Stored dataset items:
------------------------------------------------------------------------

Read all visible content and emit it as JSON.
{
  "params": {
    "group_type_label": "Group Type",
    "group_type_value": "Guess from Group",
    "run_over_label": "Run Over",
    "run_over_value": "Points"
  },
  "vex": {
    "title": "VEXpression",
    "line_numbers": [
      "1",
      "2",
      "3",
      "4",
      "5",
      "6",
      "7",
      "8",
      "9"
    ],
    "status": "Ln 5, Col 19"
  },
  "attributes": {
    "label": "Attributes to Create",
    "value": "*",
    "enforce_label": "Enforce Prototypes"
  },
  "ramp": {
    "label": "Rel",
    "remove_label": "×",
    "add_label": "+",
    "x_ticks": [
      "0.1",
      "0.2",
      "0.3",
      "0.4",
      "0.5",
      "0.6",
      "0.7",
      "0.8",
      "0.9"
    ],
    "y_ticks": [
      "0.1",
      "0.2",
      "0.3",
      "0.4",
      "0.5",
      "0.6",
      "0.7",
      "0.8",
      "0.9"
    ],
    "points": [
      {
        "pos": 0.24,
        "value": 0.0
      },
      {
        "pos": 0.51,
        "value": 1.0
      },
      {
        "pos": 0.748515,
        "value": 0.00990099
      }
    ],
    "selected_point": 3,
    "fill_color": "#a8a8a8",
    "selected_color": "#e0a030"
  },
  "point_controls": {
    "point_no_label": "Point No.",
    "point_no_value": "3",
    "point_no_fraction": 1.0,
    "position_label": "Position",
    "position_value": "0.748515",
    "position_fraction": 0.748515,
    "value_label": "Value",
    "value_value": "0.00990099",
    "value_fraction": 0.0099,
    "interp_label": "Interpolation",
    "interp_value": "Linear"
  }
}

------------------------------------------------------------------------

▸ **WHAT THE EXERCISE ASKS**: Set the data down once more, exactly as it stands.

▸ **REPLY**:
Read all visible content and emit it as JSON.
{
  "params": {
    "group_type_label": "Group Type",
    "group_type_value": "Guess from Group",
    "run_over_label": "Run Over",
    "run_over_value": "Points"
  },
  "vex": {
    "title": "VEXpression",
    "line_numbers": [
      "1",
      "2",
      "3",
      "4",
      "5",
      "6",
      "7",
      "8",
      "9"
    ],
    "status": "Ln 5, Col 19"
  },
  "attributes": {
    "label": "Attributes to Create",
    "value": "*",
    "enforce_label": "Enforce Prototypes"
  },
  "ramp": {
    "label": "Rel",
    "remove_label": "×",
    "add_label": "+",
    "x_ticks": [
      "0.1",
      "0.2",
      "0.3",
      "0.4",
      "0.5",
      "0.6",
      "0.7",
      "0.8",
      "0.9"
    ],
    "y_ticks": [
      "0.1",
      "0.2",
      "0.3",
      "0.4",
      "0.5",
      "0.6",
      "0.7",
      "0.8",
      "0.9"
    ],
    "points": [
      {
        "pos": 0.24,
        "value": 0.0
      },
      {
        "pos": 0.51,
        "value": 1.0
      },
      {
        "pos": 0.748515,
        "value": 0.00990099
      }
    ],
    "selected_point": 3,
    "fill_color": "#a8a8a8",
    "selected_color": "#e0a030"
  },
  "point_controls": {
    "point_no_label": "Point No.",
    "point_no_value": "3",
    "point_no_fraction": 1.0,
    "position_label": "Position",
    "position_value": "0.748515",
    "position_fraction": 0.748515,
    "value_label": "Value",
    "value_value": "0.00990099",
    "value_fraction": 0.0099,
    "interp_label": "Interpolation",
    "interp_value": "Linear"
  }
}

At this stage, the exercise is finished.